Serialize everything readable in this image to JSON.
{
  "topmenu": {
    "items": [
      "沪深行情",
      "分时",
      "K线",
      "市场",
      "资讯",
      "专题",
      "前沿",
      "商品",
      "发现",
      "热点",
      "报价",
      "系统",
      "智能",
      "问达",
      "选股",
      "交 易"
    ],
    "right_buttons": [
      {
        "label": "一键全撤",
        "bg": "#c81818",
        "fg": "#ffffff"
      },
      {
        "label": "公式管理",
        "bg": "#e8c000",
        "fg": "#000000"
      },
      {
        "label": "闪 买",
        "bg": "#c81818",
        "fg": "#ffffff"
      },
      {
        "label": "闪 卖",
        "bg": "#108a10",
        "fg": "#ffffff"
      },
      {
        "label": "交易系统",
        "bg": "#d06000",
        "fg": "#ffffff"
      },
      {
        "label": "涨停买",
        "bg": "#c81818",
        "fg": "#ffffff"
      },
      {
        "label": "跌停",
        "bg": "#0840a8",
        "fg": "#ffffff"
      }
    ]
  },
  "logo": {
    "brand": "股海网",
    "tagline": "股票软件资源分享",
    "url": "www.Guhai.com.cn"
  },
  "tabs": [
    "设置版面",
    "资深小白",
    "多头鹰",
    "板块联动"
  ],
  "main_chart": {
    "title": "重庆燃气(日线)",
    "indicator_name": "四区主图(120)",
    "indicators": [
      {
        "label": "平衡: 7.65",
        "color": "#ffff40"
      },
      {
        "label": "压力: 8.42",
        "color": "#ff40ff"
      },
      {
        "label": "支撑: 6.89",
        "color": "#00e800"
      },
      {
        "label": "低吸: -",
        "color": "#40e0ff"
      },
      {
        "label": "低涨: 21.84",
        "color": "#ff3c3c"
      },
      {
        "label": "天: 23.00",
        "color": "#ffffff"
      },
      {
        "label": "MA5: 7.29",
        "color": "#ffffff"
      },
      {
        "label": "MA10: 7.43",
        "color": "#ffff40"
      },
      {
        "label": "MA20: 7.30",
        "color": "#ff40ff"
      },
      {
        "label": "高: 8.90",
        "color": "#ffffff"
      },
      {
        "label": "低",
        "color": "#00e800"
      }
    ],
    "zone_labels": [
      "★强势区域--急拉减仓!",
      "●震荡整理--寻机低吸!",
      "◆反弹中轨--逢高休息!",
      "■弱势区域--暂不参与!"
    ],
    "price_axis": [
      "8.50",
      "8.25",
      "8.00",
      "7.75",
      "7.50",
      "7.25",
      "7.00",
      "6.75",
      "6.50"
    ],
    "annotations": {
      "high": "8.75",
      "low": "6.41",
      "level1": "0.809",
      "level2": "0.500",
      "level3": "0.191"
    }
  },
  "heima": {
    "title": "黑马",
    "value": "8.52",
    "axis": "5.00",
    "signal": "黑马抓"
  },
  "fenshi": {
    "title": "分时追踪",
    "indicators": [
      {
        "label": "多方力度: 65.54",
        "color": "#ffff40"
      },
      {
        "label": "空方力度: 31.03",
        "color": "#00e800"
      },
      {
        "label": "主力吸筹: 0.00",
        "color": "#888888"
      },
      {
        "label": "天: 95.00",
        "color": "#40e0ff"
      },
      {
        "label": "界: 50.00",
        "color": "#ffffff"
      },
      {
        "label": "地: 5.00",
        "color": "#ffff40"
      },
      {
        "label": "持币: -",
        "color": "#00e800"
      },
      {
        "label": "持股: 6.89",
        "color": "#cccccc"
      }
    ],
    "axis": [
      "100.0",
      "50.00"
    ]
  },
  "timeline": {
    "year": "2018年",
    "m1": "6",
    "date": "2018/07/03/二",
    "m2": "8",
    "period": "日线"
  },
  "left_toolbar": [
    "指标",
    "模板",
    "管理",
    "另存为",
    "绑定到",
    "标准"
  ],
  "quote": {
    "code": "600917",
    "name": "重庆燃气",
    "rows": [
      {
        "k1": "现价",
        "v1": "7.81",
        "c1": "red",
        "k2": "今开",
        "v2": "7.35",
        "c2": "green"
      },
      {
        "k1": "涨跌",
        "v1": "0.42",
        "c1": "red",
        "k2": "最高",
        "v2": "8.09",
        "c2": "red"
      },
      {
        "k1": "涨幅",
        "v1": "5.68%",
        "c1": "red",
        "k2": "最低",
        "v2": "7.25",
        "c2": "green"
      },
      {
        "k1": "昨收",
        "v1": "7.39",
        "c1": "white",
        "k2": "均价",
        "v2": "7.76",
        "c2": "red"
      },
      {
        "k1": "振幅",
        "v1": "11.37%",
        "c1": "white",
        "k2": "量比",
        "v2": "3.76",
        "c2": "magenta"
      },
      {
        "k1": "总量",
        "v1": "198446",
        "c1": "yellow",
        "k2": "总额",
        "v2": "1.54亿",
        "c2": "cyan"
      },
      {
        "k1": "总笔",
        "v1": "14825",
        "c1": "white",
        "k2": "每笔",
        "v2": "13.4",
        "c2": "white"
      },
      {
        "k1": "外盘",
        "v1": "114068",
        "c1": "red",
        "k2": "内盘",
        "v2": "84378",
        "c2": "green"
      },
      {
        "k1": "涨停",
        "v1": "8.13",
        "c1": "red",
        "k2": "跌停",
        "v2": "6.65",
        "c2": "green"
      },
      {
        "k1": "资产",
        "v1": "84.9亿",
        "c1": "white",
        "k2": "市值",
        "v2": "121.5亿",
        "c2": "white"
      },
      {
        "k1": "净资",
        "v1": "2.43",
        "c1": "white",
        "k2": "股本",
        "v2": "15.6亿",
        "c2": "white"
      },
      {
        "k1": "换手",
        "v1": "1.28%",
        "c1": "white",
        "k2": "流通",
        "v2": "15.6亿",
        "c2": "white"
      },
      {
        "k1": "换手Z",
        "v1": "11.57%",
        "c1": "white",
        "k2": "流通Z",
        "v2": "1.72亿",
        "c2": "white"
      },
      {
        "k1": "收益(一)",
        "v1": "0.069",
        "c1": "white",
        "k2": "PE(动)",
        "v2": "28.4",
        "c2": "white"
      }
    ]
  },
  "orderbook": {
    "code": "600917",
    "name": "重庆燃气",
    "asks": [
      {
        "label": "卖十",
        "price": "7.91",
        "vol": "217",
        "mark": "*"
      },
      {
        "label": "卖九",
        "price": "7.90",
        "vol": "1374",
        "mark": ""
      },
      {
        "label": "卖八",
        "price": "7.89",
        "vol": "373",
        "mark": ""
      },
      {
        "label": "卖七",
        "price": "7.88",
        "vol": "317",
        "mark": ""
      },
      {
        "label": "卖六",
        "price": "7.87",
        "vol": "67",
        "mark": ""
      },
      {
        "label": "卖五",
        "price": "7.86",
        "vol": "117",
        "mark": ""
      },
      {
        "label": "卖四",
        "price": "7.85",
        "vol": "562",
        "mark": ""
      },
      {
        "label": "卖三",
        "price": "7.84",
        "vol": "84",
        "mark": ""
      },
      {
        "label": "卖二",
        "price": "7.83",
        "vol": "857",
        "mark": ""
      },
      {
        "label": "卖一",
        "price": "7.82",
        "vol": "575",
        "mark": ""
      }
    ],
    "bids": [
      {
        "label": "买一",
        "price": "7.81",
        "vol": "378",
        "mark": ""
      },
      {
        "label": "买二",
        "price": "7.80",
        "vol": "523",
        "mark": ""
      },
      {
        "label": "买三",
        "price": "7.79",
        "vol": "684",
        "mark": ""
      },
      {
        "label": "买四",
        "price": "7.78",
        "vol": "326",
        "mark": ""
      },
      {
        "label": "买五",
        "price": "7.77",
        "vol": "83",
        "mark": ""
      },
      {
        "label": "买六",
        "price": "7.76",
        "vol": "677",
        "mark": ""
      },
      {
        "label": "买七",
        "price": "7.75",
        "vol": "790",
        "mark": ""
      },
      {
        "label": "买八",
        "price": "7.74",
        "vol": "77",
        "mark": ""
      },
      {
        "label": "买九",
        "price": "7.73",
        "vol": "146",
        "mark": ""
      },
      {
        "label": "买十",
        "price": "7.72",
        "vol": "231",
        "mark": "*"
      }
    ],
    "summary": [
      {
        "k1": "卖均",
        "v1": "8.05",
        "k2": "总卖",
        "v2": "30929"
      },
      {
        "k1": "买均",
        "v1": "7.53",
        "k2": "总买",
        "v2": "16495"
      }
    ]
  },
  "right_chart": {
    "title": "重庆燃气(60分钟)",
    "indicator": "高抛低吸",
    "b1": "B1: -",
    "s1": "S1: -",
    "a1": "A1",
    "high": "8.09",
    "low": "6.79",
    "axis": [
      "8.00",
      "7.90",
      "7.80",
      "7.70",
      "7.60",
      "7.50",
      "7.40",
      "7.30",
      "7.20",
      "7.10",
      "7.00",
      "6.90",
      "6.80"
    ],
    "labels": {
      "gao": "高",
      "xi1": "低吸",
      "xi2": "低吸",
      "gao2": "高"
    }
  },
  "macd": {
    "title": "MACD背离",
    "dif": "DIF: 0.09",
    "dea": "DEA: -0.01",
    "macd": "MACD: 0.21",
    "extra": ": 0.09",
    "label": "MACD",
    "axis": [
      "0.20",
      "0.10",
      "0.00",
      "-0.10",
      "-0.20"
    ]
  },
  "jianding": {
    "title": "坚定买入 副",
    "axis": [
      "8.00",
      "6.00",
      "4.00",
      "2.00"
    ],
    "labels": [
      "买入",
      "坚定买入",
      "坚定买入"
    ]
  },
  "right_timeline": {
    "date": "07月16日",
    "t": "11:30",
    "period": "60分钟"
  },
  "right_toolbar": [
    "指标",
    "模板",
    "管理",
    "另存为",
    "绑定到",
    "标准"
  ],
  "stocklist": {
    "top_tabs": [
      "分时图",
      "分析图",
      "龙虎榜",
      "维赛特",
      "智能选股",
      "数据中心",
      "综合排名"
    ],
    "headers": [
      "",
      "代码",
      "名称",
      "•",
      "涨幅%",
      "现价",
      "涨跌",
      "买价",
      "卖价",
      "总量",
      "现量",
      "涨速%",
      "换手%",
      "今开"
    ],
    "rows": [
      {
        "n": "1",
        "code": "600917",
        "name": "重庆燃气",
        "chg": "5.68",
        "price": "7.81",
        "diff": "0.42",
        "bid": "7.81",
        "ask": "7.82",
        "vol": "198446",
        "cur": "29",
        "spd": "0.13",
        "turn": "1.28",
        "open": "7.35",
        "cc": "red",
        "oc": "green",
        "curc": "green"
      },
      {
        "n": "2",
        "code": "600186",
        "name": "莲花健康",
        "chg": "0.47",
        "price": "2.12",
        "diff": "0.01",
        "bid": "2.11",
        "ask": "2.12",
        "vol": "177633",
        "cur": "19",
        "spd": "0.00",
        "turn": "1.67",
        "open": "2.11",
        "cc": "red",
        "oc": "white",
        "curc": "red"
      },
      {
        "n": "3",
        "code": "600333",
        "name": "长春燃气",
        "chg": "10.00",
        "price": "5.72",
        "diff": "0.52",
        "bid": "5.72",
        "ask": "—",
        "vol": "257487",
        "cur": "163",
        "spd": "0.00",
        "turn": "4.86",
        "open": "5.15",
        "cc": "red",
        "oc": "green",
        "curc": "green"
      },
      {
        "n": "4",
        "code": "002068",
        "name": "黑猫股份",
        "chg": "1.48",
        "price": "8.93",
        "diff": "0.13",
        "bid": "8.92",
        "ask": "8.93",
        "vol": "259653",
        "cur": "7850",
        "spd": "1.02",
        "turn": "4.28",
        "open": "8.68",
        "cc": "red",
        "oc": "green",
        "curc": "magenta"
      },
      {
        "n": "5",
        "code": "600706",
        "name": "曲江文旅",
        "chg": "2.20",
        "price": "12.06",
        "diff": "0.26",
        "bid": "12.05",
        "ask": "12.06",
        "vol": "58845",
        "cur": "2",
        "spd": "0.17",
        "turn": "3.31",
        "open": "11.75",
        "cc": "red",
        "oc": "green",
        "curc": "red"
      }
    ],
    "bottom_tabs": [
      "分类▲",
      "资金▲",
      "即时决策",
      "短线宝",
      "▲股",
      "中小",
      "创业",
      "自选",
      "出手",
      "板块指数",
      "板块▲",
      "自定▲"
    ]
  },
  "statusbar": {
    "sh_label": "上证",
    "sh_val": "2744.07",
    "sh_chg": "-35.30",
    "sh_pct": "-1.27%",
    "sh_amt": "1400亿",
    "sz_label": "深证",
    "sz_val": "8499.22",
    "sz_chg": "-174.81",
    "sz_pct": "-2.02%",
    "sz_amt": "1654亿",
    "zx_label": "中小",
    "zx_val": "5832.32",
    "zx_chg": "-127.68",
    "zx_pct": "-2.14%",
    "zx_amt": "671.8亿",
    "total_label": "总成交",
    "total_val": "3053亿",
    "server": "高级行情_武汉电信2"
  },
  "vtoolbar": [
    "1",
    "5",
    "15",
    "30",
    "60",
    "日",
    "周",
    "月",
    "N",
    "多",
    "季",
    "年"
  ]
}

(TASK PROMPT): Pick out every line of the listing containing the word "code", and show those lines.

(WRITTEN SOLUTION):
    "code": "600917",
    "code": "600917",
        "code": "600917",
        "code": "600186",
        "code": "600333",
        "code": "002068",
        "code": "600706",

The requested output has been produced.